Web page and app entries:
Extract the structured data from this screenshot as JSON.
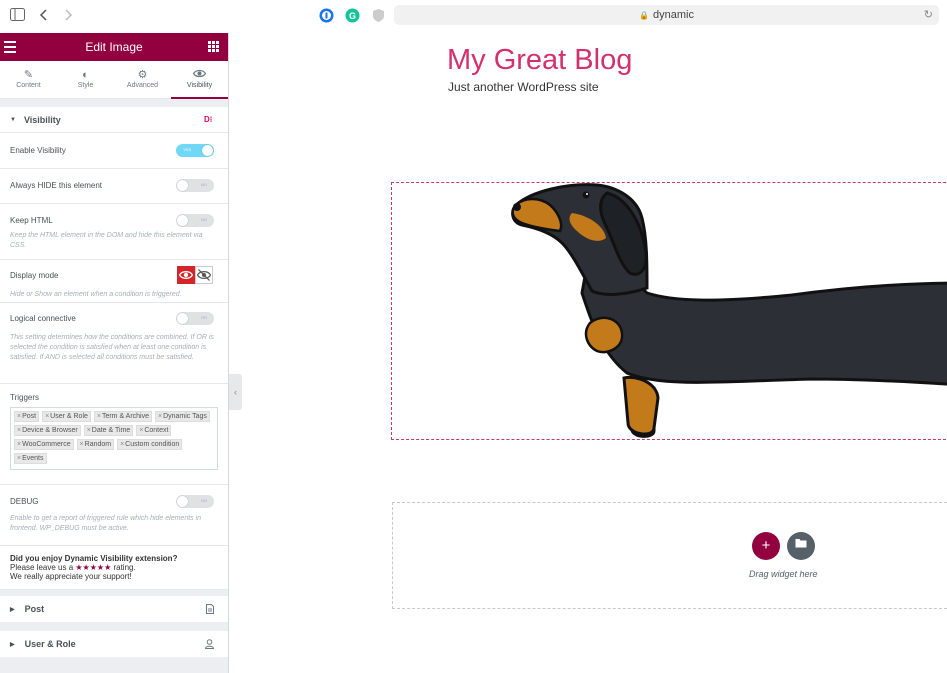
{
  "browser": {
    "url": "dynamic"
  },
  "panel": {
    "title": "Edit Image",
    "tabs": [
      {
        "label": "Content",
        "icon": "pencil-icon"
      },
      {
        "label": "Style",
        "icon": "contrast-icon"
      },
      {
        "label": "Advanced",
        "icon": "gear-icon"
      },
      {
        "label": "Visibility",
        "icon": "eye-icon"
      }
    ],
    "active_tab": "Visibility",
    "section_title": "Visibility",
    "enable_visibility": {
      "label": "Enable Visibility",
      "state": "YES"
    },
    "always_hide": {
      "label": "Always HIDE this element",
      "state": "NO"
    },
    "keep_html": {
      "label": "Keep HTML",
      "state": "NO",
      "desc": "Keep the HTML element in the DOM and hide this element via CSS."
    },
    "display_mode": {
      "label": "Display mode",
      "desc": "Hide or Show an element when a condition is triggered."
    },
    "logical_connective": {
      "label": "Logical connective",
      "state": "OR",
      "desc": "This setting determines how the conditions are combined. If OR is selected the condition is satisfied when at least one condition is satisfied. If AND is selected all conditions must be satisfied."
    },
    "triggers": {
      "label": "Triggers",
      "tags": [
        "Post",
        "User & Role",
        "Term & Archive",
        "Dynamic Tags",
        "Device & Browser",
        "Date & Time",
        "Context",
        "WooCommerce",
        "Random",
        "Custom condition",
        "Events"
      ]
    },
    "debug": {
      "label": "DEBUG",
      "state": "NO",
      "desc": "Enable to get a report of triggered rule which hide elements in frontend. WP_DEBUG must be active."
    },
    "promo": {
      "line1": "Did you enjoy Dynamic Visibility extension?",
      "line2_pre": "Please leave us a ",
      "stars": "★★★★★",
      "line2_post": " rating.",
      "line3": "We really appreciate your support!"
    },
    "collapsed_sections": [
      {
        "label": "Post",
        "icon": "document-icon"
      },
      {
        "label": "User & Role",
        "icon": "user-icon"
      }
    ]
  },
  "preview": {
    "site_title": "My Great Blog",
    "tagline": "Just another WordPress site",
    "drop_text": "Drag widget here",
    "add_symbol": "+"
  }
}
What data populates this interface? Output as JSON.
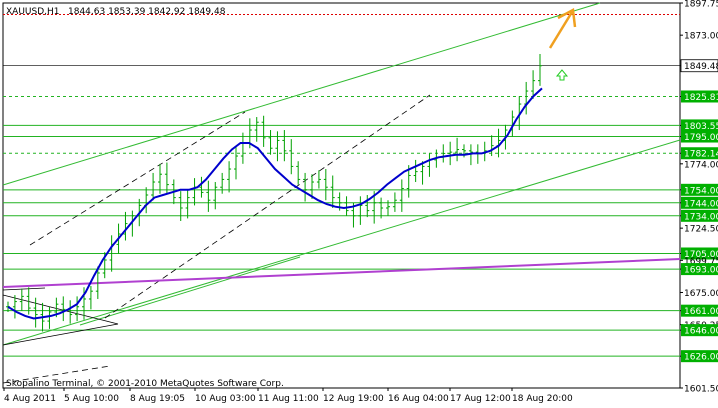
{
  "header": {
    "symbol": "XAUUSD,H1",
    "ohlc": "1844.63 1853.39 1842.92 1849.48"
  },
  "copyright": "Skopalino Terminal, © 2001-2010 MetaQuotes Software Corp.",
  "colors": {
    "background": "#ffffff",
    "axis": "#000000",
    "candles": "#00a000",
    "support_resistance_lines": "#22b322",
    "channel_lines": "#33bb33",
    "dashed_channel": "#000000",
    "moving_average": "#0000cc",
    "trend_line": "#b040d0",
    "forecast_arrow": "#f0a020",
    "up_arrow": "#22cc22",
    "red_line": "#dd0000",
    "red_label_bg": "#dd0000",
    "current_price_label_bg": "#ffffff",
    "level_label_bg": "#00b000",
    "level_label_text": "#ffffff"
  },
  "chart_data": {
    "type": "candlestick",
    "title": "XAUUSD,H1",
    "x_tick_labels": [
      "4 Aug 2011",
      "5 Aug 10:00",
      "8 Aug 19:05",
      "10 Aug 03:00",
      "11 Aug 11:00",
      "12 Aug 19:00",
      "16 Aug 04:00",
      "17 Aug 12:00",
      "18 Aug 20:00"
    ],
    "y_tick_labels": [
      "1897.75",
      "1873.00",
      "1849.48",
      "1825.81",
      "1803.55",
      "1795.00",
      "1782.14",
      "1774.00",
      "1754.00",
      "1744.00",
      "1734.00",
      "1724.50",
      "1705.00",
      "1699.75",
      "1693.00",
      "1675.00",
      "1661.00",
      "1650.25",
      "1646.00",
      "1626.00",
      "1601.50"
    ],
    "ylim": [
      1601.5,
      1897.75
    ],
    "current_price": 1849.48,
    "red_level": 1888.92,
    "horizontal_levels": [
      1825.81,
      1803.55,
      1795.0,
      1782.14,
      1754.0,
      1744.0,
      1734.0,
      1705.0,
      1693.0,
      1661.0,
      1646.0,
      1626.0
    ],
    "close_series": [
      1664,
      1668,
      1672,
      1663,
      1658,
      1653,
      1660,
      1666,
      1662,
      1658,
      1664,
      1670,
      1676,
      1690,
      1700,
      1712,
      1720,
      1728,
      1734,
      1742,
      1750,
      1760,
      1766,
      1758,
      1748,
      1740,
      1748,
      1756,
      1752,
      1746,
      1756,
      1762,
      1770,
      1780,
      1790,
      1800,
      1806,
      1794,
      1786,
      1792,
      1784,
      1772,
      1762,
      1754,
      1760,
      1762,
      1756,
      1748,
      1744,
      1738,
      1734,
      1742,
      1738,
      1744,
      1740,
      1741,
      1746,
      1755,
      1765,
      1768,
      1772,
      1777,
      1779,
      1782,
      1783,
      1785,
      1784,
      1783,
      1782,
      1784,
      1788,
      1792,
      1800,
      1810,
      1820,
      1830,
      1838,
      1849.48
    ],
    "moving_average": [
      1664,
      1660,
      1657,
      1655,
      1656,
      1657,
      1659,
      1662,
      1666,
      1675,
      1688,
      1700,
      1710,
      1718,
      1726,
      1734,
      1742,
      1748,
      1750,
      1752,
      1754,
      1754,
      1756,
      1762,
      1770,
      1778,
      1785,
      1790,
      1790,
      1786,
      1778,
      1770,
      1764,
      1758,
      1754,
      1750,
      1746,
      1743,
      1741,
      1740,
      1741,
      1743,
      1747,
      1752,
      1758,
      1763,
      1768,
      1771,
      1774,
      1777,
      1779,
      1780,
      1781,
      1781,
      1782,
      1782,
      1784,
      1788,
      1796,
      1808,
      1818,
      1826,
      1832
    ]
  }
}
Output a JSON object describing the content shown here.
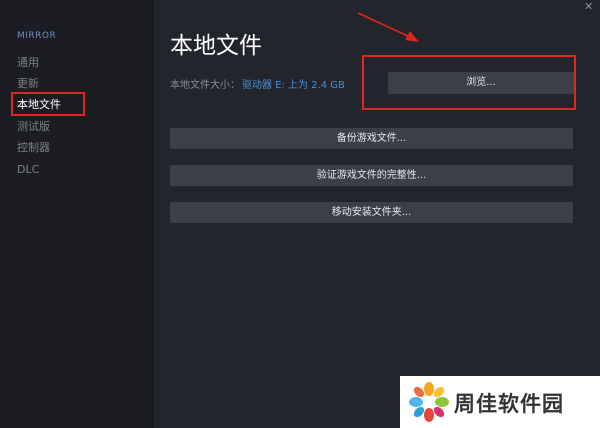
{
  "sidebar": {
    "app_title": "MIRROR",
    "items": [
      {
        "label": "通用",
        "active": false
      },
      {
        "label": "更新",
        "active": false
      },
      {
        "label": "本地文件",
        "active": true
      },
      {
        "label": "测试版",
        "active": false
      },
      {
        "label": "控制器",
        "active": false
      },
      {
        "label": "DLC",
        "active": false
      }
    ]
  },
  "window": {
    "close_icon": "close-icon"
  },
  "main": {
    "title": "本地文件",
    "size_label": "本地文件大小：",
    "size_value": "驱动器 E: 上为 2.4 GB",
    "browse_button": "浏览...",
    "backup_button": "备份游戏文件...",
    "verify_button": "验证游戏文件的完整性...",
    "move_button": "移动安装文件夹..."
  },
  "annotations": {
    "highlight_color": "#e2261f"
  },
  "watermark": {
    "text": "周佳软件园"
  },
  "colors": {
    "sidebar_bg": "#1b1d22",
    "main_bg": "#22252b",
    "button_bg": "#3b3f47",
    "accent_link": "#4c8fd6",
    "sidebar_title": "#6c8ec6"
  }
}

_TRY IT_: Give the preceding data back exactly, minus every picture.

_RESPONSE TO THIS EXERCISE_:
Extract the structured data from this screenshot as JSON.
{
  "browser": {
    "url": "dynamic"
  },
  "panel": {
    "title": "Edit Image",
    "tabs": [
      {
        "label": "Content",
        "icon": "pencil-icon"
      },
      {
        "label": "Style",
        "icon": "contrast-icon"
      },
      {
        "label": "Advanced",
        "icon": "gear-icon"
      },
      {
        "label": "Visibility",
        "icon": "eye-icon"
      }
    ],
    "active_tab": "Visibility",
    "section_title": "Visibility",
    "enable_visibility": {
      "label": "Enable Visibility",
      "state": "YES"
    },
    "always_hide": {
      "label": "Always HIDE this element",
      "state": "NO"
    },
    "keep_html": {
      "label": "Keep HTML",
      "state": "NO",
      "desc": "Keep the HTML element in the DOM and hide this element via CSS."
    },
    "display_mode": {
      "label": "Display mode",
      "desc": "Hide or Show an element when a condition is triggered."
    },
    "logical_connective": {
      "label": "Logical connective",
      "state": "OR",
      "desc": "This setting determines how the conditions are combined. If OR is selected the condition is satisfied when at least one condition is satisfied. If AND is selected all conditions must be satisfied."
    },
    "triggers": {
      "label": "Triggers",
      "tags": [
        "Post",
        "User & Role",
        "Term & Archive",
        "Dynamic Tags",
        "Device & Browser",
        "Date & Time",
        "Context",
        "WooCommerce",
        "Random",
        "Custom condition",
        "Events"
      ]
    },
    "debug": {
      "label": "DEBUG",
      "state": "NO",
      "desc": "Enable to get a report of triggered rule which hide elements in frontend. WP_DEBUG must be active."
    },
    "promo": {
      "line1": "Did you enjoy Dynamic Visibility extension?",
      "line2_pre": "Please leave us a ",
      "stars": "★★★★★",
      "line2_post": " rating.",
      "line3": "We really appreciate your support!"
    },
    "collapsed_sections": [
      {
        "label": "Post",
        "icon": "document-icon"
      },
      {
        "label": "User & Role",
        "icon": "user-icon"
      }
    ]
  },
  "preview": {
    "site_title": "My Great Blog",
    "tagline": "Just another WordPress site",
    "drop_text": "Drag widget here",
    "add_symbol": "+"
  }
}
What data populates this interface? Output as JSON.
{
  "header": {
    "symbol": "XAUUSD,H1",
    "ohlc": "1844.63 1853.39 1842.92 1849.48"
  },
  "copyright": "Skopalino Terminal, © 2001-2010 MetaQuotes Software Corp.",
  "colors": {
    "background": "#ffffff",
    "axis": "#000000",
    "candles": "#00a000",
    "support_resistance_lines": "#22b322",
    "channel_lines": "#33bb33",
    "dashed_channel": "#000000",
    "moving_average": "#0000cc",
    "trend_line": "#b040d0",
    "forecast_arrow": "#f0a020",
    "up_arrow": "#22cc22",
    "red_line": "#dd0000",
    "red_label_bg": "#dd0000",
    "current_price_label_bg": "#ffffff",
    "level_label_bg": "#00b000",
    "level_label_text": "#ffffff"
  },
  "chart_data": {
    "type": "candlestick",
    "title": "XAUUSD,H1",
    "x_tick_labels": [
      "4 Aug 2011",
      "5 Aug 10:00",
      "8 Aug 19:05",
      "10 Aug 03:00",
      "11 Aug 11:00",
      "12 Aug 19:00",
      "16 Aug 04:00",
      "17 Aug 12:00",
      "18 Aug 20:00"
    ],
    "y_tick_labels": [
      "1897.75",
      "1873.00",
      "1849.48",
      "1825.81",
      "1803.55",
      "1795.00",
      "1782.14",
      "1774.00",
      "1754.00",
      "1744.00",
      "1734.00",
      "1724.50",
      "1705.00",
      "1699.75",
      "1693.00",
      "1675.00",
      "1661.00",
      "1650.25",
      "1646.00",
      "1626.00",
      "1601.50"
    ],
    "ylim": [
      1601.5,
      1897.75
    ],
    "current_price": 1849.48,
    "red_level": 1888.92,
    "horizontal_levels": [
      1825.81,
      1803.55,
      1795.0,
      1782.14,
      1754.0,
      1744.0,
      1734.0,
      1705.0,
      1693.0,
      1661.0,
      1646.0,
      1626.0
    ],
    "close_series": [
      1664,
      1668,
      1672,
      1663,
      1658,
      1653,
      1660,
      1666,
      1662,
      1658,
      1664,
      1670,
      1676,
      1690,
      1700,
      1712,
      1720,
      1728,
      1734,
      1742,
      1750,
      1760,
      1766,
      1758,
      1748,
      1740,
      1748,
      1756,
      1752,
      1746,
      1756,
      1762,
      1770,
      1780,
      1790,
      1800,
      1806,
      1794,
      1786,
      1792,
      1784,
      1772,
      1762,
      1754,
      1760,
      1762,
      1756,
      1748,
      1744,
      1738,
      1734,
      1742,
      1738,
      1744,
      1740,
      1741,
      1746,
      1755,
      1765,
      1768,
      1772,
      1777,
      1779,
      1782,
      1783,
      1785,
      1784,
      1783,
      1782,
      1784,
      1788,
      1792,
      1800,
      1810,
      1820,
      1830,
      1838,
      1849.48
    ],
    "moving_average": [
      1664,
      1660,
      1657,
      1655,
      1656,
      1657,
      1659,
      1662,
      1666,
      1675,
      1688,
      1700,
      1710,
      1718,
      1726,
      1734,
      1742,
      1748,
      1750,
      1752,
      1754,
      1754,
      1756,
      1762,
      1770,
      1778,
      1785,
      1790,
      1790,
      1786,
      1778,
      1770,
      1764,
      1758,
      1754,
      1750,
      1746,
      1743,
      1741,
      1740,
      1741,
      1743,
      1747,
      1752,
      1758,
      1763,
      1768,
      1771,
      1774,
      1777,
      1779,
      1780,
      1781,
      1781,
      1782,
      1782,
      1784,
      1788,
      1796,
      1808,
      1818,
      1826,
      1832
    ]
  }
}
Output a JSON object describing the content shown here.
{
  "sidebar": {
    "app_title": "MIRROR",
    "items": [
      {
        "label": "通用",
        "active": false
      },
      {
        "label": "更新",
        "active": false
      },
      {
        "label": "本地文件",
        "active": true
      },
      {
        "label": "测试版",
        "active": false
      },
      {
        "label": "控制器",
        "active": false
      },
      {
        "label": "DLC",
        "active": false
      }
    ]
  },
  "window": {
    "close_icon": "close-icon"
  },
  "main": {
    "title": "本地文件",
    "size_label": "本地文件大小：",
    "size_value": "驱动器 E: 上为 2.4 GB",
    "browse_button": "浏览...",
    "backup_button": "备份游戏文件...",
    "verify_button": "验证游戏文件的完整性...",
    "move_button": "移动安装文件夹..."
  },
  "annotations": {
    "highlight_color": "#e2261f"
  },
  "watermark": {
    "text": "周佳软件园"
  },
  "colors": {
    "sidebar_bg": "#1b1d22",
    "main_bg": "#22252b",
    "button_bg": "#3b3f47",
    "accent_link": "#4c8fd6",
    "sidebar_title": "#6c8ec6"
  }
}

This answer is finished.